Norwegian scientists have come up with a smart and cheap way of bullet-proofing cars by lining the vehicles with flat tanks which, when filled with water, provide excellent protection against armed attackers.
The problem with conventional armour-plating is that metal is very heavy which increases fuel usage.
Researchers at Norway's Forsvarets Institute have found a way around this by building several large, flat, watertight tanks into the sides of car. Each tank is thin, like a domestic radiator, made from plastic or light metal, and has several energy-absorbing carbon-fibre sheets stacked inside.
When the tanks are empty the car is not bullet-proof, but when needed, the tanks are filled with water, transforming the car into a bullet-proof vehicle.
The tanks have been tested using high velocity bullets, and according to a leading international science publication, the novel armour design has now been patented.
The Institute for Advanced Composites Manufacturing Innovation (IACMI) has announced the Phase I completion of a project led by DuPont, partnering with Fibrtec and Purdue University, focused on the creation of a new carbon fibre composite manufacturing process that exhibits improved fabric formability characteristics compared to traditional woven materials.
Powertrains, be they conventional, hybrid or fully electric, will need to be light in weight if carmakers are to meet the stringent regulations on carbon dioxide emissions (CO2) to come into force in 2025 – and composites will be key to making this happen. This was the message highlighted at the Lightweight Composite Solutions Conference organised by Vyncolit and Sumitomo Bakelite Co Ltd and held in Gent, Belgium.
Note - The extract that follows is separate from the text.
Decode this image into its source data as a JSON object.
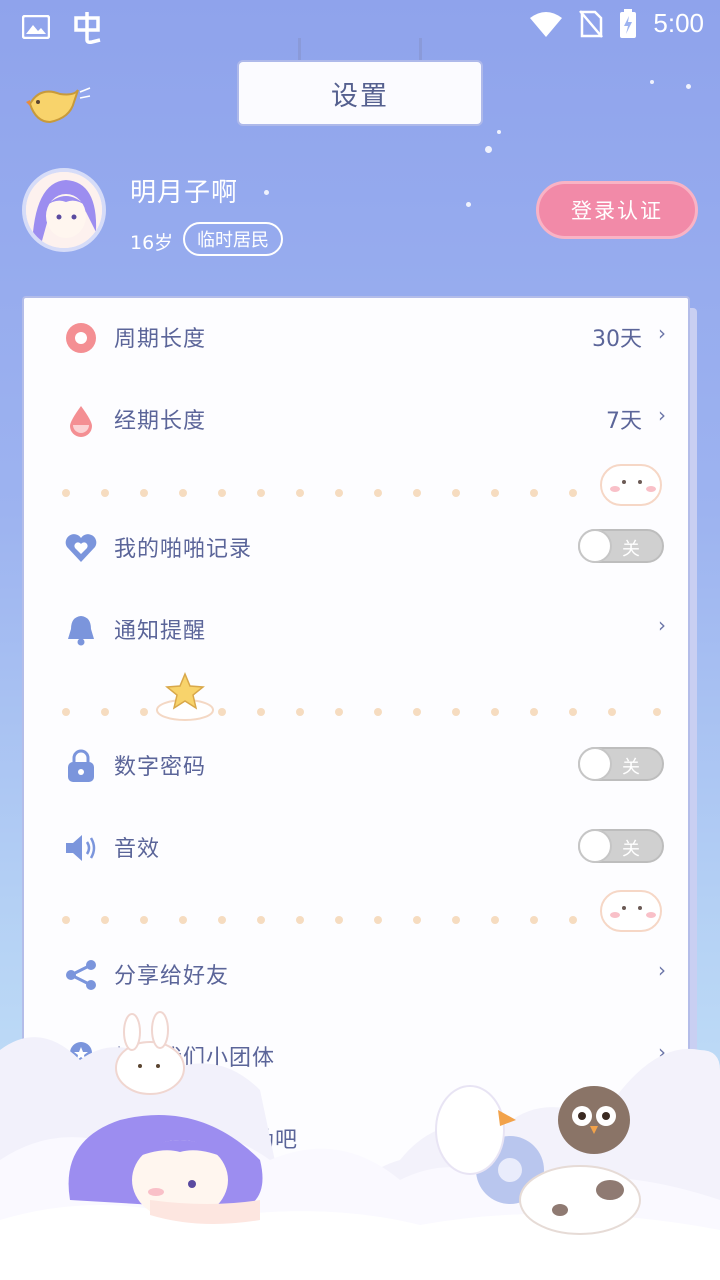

As part of its mission to address composites end-use industries, JEC Group is investing in composites showcases at key automotive events worldwide.